Assignment:
The answer is a single number: the count of lines in the records below that contain the word "ecommerce".

Provided material section start

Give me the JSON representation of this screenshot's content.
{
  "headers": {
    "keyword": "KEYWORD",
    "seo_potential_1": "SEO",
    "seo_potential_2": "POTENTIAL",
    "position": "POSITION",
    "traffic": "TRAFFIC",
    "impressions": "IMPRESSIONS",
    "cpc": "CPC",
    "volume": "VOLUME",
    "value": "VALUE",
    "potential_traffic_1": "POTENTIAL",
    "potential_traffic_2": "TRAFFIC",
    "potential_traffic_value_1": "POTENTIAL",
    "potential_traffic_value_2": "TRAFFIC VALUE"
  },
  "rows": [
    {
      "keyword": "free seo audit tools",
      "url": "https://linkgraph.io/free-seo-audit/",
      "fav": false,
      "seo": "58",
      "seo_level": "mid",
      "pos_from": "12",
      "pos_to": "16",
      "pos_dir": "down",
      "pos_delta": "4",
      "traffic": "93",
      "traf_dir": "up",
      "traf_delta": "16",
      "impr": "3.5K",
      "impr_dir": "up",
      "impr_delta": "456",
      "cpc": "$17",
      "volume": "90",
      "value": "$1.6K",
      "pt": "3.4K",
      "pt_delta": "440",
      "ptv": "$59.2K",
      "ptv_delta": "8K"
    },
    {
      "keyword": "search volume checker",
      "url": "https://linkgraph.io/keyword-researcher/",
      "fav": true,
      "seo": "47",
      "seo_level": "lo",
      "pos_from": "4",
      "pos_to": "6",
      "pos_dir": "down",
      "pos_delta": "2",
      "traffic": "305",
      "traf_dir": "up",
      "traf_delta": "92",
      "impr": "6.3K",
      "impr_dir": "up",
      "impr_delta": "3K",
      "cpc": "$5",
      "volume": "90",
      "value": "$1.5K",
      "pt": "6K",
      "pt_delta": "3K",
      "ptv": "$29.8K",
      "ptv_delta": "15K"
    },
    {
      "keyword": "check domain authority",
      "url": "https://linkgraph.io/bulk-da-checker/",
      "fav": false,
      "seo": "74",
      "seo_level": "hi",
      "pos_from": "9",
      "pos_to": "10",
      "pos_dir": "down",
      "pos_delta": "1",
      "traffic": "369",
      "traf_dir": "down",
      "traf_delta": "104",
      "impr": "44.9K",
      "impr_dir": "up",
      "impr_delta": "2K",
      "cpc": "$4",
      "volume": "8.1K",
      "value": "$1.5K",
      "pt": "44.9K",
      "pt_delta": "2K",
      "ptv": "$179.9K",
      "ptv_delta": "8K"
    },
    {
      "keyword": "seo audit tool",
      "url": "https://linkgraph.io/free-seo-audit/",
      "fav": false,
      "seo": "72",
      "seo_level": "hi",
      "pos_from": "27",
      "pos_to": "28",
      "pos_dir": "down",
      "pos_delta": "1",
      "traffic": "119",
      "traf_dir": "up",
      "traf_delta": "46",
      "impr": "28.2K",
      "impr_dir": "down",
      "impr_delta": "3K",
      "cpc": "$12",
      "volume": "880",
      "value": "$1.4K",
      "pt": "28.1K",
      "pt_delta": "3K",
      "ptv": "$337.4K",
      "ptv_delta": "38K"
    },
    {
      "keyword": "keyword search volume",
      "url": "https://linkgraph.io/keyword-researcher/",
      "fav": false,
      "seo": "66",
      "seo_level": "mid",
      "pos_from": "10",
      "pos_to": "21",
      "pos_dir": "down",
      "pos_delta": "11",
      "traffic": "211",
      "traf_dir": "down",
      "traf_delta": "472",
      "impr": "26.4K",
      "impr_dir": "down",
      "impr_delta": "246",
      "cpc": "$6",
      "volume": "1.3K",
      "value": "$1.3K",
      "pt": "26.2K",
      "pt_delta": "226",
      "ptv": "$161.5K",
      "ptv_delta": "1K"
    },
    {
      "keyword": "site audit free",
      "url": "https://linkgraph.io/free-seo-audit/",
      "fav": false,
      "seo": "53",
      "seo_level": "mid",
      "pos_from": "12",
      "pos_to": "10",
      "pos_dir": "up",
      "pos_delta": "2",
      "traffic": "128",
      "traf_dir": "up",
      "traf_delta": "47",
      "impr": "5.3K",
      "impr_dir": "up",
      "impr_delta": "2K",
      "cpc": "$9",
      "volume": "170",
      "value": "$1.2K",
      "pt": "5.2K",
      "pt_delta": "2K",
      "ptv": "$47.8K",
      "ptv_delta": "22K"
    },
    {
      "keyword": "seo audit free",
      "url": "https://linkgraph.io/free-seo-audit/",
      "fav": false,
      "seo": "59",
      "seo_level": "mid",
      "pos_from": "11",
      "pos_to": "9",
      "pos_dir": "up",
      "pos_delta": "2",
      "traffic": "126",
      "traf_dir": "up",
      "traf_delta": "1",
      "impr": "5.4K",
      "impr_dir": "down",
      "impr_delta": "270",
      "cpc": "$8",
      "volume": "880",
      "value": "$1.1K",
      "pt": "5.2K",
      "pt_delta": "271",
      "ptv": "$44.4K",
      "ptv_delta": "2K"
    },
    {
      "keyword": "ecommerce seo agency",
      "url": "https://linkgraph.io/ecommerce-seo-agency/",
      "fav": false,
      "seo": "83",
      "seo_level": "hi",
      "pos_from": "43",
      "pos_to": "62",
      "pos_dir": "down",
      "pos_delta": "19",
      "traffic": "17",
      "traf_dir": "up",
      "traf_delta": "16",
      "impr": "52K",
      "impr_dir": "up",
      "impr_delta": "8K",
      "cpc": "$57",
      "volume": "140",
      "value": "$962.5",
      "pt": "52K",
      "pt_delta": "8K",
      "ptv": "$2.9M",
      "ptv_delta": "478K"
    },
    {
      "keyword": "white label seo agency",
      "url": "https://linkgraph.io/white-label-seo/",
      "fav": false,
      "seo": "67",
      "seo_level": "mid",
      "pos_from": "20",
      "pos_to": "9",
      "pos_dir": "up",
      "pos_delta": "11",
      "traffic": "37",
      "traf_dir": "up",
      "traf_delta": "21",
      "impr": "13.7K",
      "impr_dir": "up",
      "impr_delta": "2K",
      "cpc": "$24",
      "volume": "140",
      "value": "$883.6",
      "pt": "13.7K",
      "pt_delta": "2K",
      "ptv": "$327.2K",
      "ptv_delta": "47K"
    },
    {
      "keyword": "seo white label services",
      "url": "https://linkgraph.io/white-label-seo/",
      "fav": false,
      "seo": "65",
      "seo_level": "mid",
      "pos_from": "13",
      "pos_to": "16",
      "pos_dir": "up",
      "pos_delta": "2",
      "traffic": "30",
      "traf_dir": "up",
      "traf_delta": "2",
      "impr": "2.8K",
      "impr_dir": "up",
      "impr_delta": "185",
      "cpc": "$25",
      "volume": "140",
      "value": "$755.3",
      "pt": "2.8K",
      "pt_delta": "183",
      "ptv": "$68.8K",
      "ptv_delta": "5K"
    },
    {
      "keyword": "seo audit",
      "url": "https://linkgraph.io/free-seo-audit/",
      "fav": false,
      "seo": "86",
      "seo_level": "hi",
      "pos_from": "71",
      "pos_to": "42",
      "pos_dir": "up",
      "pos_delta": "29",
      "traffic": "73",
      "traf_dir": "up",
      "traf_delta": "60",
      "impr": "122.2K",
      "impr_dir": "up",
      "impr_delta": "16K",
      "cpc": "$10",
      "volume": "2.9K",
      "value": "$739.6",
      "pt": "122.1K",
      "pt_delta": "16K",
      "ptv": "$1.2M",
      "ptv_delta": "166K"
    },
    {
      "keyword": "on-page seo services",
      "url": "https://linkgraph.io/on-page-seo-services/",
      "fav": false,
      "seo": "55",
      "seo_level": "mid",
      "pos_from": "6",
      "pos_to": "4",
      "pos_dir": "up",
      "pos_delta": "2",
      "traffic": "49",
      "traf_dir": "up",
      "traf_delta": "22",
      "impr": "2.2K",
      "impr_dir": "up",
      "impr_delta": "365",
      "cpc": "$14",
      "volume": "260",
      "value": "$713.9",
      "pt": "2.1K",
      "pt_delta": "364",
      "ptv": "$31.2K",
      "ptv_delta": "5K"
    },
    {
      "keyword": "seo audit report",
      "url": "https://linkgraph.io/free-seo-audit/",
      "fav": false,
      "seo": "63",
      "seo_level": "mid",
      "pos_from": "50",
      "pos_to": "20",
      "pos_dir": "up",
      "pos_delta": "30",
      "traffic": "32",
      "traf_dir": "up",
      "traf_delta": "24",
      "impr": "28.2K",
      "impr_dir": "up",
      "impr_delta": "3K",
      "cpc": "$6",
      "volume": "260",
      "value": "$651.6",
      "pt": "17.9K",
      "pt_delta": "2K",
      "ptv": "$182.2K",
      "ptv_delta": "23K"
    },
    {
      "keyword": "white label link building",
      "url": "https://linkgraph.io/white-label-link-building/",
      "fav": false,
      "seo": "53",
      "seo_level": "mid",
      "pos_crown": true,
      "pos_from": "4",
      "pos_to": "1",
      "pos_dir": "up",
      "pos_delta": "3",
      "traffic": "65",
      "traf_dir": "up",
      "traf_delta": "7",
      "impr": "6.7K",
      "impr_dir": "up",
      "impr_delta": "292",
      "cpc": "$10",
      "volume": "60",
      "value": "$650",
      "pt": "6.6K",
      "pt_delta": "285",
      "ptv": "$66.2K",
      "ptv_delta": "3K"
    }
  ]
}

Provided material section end

Written solution:
2